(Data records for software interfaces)
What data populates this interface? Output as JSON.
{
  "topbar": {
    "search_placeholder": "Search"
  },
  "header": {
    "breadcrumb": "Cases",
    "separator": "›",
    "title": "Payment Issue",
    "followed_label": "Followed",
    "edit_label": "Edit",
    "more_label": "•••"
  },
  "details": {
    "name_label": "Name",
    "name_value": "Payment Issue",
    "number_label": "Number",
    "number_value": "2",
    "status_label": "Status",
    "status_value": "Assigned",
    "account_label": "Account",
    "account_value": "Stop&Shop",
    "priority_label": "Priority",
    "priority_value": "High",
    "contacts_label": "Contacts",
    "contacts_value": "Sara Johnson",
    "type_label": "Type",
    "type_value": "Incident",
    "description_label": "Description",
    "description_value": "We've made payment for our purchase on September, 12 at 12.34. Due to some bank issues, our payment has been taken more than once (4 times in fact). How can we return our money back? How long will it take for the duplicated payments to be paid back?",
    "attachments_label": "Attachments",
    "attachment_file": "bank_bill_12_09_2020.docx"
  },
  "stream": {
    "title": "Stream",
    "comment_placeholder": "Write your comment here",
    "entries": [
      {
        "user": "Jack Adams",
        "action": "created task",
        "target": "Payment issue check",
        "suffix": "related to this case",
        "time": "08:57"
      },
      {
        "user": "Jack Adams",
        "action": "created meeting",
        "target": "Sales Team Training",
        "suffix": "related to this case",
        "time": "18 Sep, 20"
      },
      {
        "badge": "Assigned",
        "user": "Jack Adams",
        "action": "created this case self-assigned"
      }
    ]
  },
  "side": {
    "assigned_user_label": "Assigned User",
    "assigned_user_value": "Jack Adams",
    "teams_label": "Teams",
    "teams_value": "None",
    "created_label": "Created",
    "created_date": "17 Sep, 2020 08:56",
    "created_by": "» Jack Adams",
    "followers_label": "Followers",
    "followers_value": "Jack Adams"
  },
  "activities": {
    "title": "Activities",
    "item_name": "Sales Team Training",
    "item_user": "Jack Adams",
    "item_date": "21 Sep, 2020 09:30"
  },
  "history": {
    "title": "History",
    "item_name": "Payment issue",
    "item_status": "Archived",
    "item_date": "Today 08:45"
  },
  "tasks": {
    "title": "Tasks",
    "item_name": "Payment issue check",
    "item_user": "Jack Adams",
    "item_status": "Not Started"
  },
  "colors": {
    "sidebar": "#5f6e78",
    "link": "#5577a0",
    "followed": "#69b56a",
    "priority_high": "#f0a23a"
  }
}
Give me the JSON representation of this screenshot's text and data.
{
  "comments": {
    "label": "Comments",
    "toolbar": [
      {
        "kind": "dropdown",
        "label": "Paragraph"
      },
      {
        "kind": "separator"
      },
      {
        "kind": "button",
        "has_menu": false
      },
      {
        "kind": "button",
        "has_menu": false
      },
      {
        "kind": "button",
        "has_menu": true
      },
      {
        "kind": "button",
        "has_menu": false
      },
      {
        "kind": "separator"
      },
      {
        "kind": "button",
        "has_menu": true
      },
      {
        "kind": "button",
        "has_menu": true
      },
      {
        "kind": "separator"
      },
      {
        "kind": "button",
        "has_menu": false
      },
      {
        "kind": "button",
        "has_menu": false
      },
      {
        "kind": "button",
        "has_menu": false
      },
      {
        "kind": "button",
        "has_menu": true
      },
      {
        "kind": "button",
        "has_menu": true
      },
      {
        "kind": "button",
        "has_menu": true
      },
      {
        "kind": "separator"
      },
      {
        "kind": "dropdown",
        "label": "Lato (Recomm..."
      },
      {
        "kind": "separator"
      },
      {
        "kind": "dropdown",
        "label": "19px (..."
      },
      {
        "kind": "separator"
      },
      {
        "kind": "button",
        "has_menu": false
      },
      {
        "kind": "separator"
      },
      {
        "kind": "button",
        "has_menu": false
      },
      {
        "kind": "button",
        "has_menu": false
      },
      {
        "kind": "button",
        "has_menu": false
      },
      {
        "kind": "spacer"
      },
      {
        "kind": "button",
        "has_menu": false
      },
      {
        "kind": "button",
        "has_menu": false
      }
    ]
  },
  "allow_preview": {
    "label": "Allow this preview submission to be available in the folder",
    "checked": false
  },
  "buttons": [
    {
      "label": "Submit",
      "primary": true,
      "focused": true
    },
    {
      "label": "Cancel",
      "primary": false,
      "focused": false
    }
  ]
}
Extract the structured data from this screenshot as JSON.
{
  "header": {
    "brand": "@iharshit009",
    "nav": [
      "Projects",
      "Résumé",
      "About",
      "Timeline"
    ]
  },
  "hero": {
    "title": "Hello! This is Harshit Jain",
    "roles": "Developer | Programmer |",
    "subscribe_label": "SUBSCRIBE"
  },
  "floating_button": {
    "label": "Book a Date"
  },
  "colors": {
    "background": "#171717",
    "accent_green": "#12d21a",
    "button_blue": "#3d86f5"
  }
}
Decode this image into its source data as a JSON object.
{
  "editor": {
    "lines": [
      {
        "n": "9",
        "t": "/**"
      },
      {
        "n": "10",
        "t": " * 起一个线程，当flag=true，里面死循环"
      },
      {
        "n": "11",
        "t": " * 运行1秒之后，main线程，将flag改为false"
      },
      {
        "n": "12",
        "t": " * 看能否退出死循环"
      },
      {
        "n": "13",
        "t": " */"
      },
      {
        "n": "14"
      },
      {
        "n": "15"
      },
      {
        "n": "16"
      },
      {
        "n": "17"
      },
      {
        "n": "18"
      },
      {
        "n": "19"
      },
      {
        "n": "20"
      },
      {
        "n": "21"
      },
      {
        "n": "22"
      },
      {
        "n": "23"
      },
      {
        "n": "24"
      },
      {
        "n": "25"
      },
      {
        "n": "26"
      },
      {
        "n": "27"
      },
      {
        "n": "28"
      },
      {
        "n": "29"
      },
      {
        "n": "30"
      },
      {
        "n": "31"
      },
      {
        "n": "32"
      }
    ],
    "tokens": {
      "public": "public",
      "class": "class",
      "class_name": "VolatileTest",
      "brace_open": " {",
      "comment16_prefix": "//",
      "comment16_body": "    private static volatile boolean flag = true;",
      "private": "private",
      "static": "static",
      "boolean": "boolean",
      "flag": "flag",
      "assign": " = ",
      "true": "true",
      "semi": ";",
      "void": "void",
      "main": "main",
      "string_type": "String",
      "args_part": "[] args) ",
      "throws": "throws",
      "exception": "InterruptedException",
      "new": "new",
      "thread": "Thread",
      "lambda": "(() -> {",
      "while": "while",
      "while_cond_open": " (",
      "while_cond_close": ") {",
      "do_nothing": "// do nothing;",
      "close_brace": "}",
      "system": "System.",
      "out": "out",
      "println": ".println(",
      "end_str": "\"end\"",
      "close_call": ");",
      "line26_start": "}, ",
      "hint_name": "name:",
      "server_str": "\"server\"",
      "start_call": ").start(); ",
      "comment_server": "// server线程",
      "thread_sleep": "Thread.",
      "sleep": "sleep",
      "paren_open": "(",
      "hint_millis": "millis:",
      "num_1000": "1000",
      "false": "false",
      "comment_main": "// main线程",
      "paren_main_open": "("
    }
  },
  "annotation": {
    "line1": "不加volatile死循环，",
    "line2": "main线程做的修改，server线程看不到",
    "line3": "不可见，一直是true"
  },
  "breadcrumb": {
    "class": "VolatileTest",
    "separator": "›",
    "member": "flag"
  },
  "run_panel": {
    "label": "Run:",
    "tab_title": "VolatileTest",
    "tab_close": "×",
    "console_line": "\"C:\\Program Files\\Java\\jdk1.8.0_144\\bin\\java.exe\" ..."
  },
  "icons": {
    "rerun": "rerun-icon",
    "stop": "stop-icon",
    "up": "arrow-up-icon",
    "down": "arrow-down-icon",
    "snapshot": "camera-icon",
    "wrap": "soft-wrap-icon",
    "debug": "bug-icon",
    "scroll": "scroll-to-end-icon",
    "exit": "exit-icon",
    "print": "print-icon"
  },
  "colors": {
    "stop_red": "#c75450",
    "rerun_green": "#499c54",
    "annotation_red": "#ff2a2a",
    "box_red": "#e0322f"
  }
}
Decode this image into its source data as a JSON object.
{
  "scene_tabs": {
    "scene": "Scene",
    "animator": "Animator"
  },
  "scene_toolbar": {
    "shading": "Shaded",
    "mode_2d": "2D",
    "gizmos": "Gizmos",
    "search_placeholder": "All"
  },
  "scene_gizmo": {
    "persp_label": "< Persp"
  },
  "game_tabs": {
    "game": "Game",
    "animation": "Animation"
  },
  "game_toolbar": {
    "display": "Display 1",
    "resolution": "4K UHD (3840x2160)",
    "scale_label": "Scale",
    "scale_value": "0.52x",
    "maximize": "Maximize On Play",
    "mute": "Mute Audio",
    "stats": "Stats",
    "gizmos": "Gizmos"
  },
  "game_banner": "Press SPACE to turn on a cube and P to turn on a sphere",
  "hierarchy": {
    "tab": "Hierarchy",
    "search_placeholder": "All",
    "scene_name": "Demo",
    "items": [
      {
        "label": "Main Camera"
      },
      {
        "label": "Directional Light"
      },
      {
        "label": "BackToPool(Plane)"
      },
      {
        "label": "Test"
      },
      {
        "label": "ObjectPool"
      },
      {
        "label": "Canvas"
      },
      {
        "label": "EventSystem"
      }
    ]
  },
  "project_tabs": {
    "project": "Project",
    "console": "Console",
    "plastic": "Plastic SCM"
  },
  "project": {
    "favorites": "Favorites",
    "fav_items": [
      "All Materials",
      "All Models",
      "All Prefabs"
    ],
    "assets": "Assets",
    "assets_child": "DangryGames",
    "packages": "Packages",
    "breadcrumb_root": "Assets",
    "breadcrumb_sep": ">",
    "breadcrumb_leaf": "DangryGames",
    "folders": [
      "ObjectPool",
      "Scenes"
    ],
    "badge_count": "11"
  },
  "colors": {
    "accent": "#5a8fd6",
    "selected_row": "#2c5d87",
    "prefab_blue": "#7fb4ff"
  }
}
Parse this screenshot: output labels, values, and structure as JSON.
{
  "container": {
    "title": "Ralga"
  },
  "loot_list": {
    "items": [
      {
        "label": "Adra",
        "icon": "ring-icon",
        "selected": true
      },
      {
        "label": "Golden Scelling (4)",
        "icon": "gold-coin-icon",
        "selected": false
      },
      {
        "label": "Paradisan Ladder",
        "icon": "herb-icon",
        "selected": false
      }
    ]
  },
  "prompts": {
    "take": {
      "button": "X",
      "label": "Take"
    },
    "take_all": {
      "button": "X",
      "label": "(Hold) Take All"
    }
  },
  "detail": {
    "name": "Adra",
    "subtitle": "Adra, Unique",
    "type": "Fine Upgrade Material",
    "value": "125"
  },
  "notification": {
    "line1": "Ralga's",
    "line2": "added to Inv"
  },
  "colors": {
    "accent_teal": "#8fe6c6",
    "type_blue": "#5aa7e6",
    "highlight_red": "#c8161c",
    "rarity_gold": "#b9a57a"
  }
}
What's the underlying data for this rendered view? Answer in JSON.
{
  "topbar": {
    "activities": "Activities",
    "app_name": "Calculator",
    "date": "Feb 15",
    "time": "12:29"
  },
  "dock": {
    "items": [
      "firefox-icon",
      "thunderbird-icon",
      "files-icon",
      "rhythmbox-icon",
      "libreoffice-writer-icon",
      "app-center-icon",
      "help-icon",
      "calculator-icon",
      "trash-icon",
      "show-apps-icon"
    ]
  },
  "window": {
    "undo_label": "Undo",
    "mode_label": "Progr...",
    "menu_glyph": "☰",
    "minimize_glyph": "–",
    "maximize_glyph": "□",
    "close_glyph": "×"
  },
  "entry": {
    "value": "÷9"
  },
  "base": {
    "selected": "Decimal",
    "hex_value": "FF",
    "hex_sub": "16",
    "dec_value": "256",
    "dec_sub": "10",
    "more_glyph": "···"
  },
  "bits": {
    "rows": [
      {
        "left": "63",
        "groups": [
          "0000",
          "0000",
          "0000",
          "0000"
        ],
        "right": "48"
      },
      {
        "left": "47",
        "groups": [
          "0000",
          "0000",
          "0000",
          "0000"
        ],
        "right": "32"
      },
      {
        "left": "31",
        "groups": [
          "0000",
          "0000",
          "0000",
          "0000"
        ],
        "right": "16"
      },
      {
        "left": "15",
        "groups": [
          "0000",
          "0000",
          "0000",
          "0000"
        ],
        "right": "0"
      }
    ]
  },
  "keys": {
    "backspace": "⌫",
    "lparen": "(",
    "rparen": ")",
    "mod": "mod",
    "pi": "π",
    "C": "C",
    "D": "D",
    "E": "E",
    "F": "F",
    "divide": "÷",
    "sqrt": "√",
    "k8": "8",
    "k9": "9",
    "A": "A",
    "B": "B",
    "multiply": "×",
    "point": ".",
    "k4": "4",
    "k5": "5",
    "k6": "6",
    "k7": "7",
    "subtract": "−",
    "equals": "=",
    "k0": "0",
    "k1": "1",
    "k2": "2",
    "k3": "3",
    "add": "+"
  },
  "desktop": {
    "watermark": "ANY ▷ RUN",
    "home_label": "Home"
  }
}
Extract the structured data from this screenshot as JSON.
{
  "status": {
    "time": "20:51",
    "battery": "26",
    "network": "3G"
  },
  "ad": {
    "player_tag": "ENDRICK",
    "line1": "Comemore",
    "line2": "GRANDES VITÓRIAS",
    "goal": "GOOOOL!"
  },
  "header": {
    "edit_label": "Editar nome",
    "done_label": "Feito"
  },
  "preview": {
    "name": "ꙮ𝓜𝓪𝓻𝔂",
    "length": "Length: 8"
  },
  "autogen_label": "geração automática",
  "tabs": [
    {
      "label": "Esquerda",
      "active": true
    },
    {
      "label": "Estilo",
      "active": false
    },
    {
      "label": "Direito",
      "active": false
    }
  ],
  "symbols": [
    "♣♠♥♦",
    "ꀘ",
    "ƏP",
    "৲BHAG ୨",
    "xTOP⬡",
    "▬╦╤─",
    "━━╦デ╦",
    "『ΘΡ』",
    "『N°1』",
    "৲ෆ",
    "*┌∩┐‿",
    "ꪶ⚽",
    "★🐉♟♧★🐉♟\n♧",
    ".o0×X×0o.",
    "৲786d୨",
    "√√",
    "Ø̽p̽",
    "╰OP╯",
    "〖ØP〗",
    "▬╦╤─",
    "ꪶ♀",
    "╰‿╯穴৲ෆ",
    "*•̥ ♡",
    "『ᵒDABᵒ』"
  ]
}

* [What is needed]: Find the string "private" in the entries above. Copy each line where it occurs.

* [Reply to the task]:
      "comment16_body": "    private static volatile boolean flag = true;",
      "private": "private",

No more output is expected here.